Why then are Hermetic apprentices not taught Abilities like Magic theory via training? The Rules require that the master be "earning a living" using the ability taught, which obviously magi are not doing. But, this sounds like a total cop out to me. A better answer may be that when an apprentice assists in the lab the magi has a choice, get the apprentice's Int+MT as a bonus to the labwork, but the apprentice only gets exposure XP (in MT or the Arts used) OR give the little brat constant attention and give up the lab bonus in exchange for teaching more to the apprentice. The latter may be used more to get the apprentice up to speed on MT*, but later in apprenticeship the benefit of having the lab bonus motivates magi to forgo the "training" and opt for the assistance. Likewise, a carpenter may spend some seasons "training" an apprentice, but would rather get him to work as soon as possible to begin selling his wares and reaping a profit from the kid's labor.

  • Arts specifically cannot be advanced by training, so most lab work is going to offer training in MT only.

Pauper's Parma: I've not read City and Guild closely, so this may be completely wrongheaded based on what's in that book.

Those examples on page 164 are for more than the usual 4 for "Practice". (Nothing says there can't be an end result - hard to "practice" trading without actually doing it.)

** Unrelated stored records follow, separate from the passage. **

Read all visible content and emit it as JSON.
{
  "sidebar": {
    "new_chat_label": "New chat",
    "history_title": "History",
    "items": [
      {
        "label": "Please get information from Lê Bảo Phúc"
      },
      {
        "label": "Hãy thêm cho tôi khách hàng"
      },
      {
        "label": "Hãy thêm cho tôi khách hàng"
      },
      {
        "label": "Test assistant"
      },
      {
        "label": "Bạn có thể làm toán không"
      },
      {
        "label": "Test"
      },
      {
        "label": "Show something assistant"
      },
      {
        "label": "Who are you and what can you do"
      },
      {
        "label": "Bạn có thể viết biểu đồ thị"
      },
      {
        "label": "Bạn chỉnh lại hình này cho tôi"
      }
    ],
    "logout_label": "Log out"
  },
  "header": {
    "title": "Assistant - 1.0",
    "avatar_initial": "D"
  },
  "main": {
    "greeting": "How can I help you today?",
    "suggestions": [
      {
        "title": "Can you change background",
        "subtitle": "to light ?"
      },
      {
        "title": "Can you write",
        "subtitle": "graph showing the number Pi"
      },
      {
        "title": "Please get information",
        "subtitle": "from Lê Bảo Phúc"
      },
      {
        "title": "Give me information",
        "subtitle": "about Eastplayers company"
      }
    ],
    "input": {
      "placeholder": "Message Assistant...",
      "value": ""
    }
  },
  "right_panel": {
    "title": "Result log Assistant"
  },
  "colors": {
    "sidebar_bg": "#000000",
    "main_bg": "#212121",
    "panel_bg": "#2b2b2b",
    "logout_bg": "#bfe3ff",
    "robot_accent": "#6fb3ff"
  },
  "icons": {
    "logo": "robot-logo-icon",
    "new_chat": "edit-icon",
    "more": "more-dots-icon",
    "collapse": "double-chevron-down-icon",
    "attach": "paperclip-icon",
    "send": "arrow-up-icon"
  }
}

If it were the uncle doing the trading, and the nephew had the time to do nothing but "help", it would fall clearly under "Training" (and be worth 10!). But you say the nephew is earning the LP's, and so that means that he is doing the trading, not the uncle.

This situation seems, at face value, to be worth more than mere "exposure", which has no "feedback/advice" involved at all - specifically. So... I'd split the diff. Either 3 or 4, as either "exposure w/ feedback", or something akin to Practice. If the Uncle shouldered a little more of the work, the nephew spent a little more time observing, that number would go higher.

Thats similar to where i was leaning as well. Its probably "better" than Exposure, but not so much.
Calling it Practise is ok by me, but it sure isnt high XP Practise.
And of course, the wise idea would be to have the old man run the show and get Training XP instead.

Agreed. An assistant in training wont be much of an assistant, but he will certainly learn alot faster than if he was just acting as an assistant and not training to be one.

I would take into account the Core + City & Guild rules on work vs. leisure and the poor/wealthy trait. If the merchant is working year round a proper Christian amount, and doesn't have either of those traits, two seasons should be exposure only, he should get labor points for those two seasons, etc. So, it's really a matter of how to best model the "free" seasons. To me, that's partially a matter of what you think is happening to the uncle. If the uncle is spending those "free" seasons only getting exposure experience, it seems fair to treat it as training or teaching. If the uncle is using those "free" seasons to do other stuff himself, it probably makes more sense to view the nephew's time as either practice (at which point you can haggle over level of practice) or more exposure (in which case he's generating more LP, but being a bad Christian per C&G).